Element data from apps and pages:
= = = = = = =

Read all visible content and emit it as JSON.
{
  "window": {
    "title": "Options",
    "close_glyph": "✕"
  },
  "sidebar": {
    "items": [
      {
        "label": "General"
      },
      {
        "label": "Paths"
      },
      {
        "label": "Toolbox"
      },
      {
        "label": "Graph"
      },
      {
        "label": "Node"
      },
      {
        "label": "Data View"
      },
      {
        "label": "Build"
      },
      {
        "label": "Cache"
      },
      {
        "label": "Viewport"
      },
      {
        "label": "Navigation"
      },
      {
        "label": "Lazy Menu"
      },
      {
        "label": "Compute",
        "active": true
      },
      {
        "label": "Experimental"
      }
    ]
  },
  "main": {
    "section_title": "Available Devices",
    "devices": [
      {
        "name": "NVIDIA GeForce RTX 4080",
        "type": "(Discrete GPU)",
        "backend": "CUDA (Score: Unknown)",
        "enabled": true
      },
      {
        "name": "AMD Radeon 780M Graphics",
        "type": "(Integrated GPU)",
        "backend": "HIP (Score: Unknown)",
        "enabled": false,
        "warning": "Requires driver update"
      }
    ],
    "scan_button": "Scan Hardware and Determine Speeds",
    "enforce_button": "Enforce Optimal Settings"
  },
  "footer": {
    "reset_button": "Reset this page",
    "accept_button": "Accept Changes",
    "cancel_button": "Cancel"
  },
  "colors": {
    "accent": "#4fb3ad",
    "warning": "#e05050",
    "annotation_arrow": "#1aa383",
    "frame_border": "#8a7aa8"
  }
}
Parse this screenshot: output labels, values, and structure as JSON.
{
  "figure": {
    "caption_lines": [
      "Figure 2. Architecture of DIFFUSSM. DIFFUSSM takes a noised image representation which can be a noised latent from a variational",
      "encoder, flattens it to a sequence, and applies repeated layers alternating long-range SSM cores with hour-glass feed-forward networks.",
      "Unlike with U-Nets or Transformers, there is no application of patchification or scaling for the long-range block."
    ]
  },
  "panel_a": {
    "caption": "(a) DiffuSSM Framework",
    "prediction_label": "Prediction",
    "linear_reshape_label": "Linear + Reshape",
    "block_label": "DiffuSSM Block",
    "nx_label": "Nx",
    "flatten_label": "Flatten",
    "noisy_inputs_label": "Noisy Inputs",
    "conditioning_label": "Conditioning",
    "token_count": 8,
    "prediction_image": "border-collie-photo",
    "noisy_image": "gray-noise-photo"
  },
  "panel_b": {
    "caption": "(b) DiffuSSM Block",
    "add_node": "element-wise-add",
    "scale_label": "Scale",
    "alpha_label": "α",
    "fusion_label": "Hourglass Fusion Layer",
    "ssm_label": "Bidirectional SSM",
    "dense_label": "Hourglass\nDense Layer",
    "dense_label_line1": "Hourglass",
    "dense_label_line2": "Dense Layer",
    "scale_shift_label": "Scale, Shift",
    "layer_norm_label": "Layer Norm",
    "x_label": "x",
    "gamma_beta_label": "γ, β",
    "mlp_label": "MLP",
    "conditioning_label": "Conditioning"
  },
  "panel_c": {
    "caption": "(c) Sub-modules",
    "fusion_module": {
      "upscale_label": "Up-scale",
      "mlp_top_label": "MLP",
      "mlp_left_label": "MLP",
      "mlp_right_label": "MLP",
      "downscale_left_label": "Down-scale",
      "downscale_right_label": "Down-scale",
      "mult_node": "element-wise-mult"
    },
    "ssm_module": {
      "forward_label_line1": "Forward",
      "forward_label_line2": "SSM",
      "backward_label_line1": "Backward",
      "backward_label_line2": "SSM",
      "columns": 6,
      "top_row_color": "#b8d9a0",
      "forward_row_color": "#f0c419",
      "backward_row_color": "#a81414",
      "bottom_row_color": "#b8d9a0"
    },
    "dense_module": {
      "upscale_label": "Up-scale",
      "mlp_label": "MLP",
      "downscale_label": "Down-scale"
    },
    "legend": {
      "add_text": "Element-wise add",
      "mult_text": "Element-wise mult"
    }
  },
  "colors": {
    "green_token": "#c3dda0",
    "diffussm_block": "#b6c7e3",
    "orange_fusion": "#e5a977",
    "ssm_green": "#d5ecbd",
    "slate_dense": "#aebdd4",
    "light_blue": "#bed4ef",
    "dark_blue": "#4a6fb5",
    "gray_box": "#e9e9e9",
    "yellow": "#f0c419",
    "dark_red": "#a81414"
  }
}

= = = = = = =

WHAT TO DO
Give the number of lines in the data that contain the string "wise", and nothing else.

RESULT
4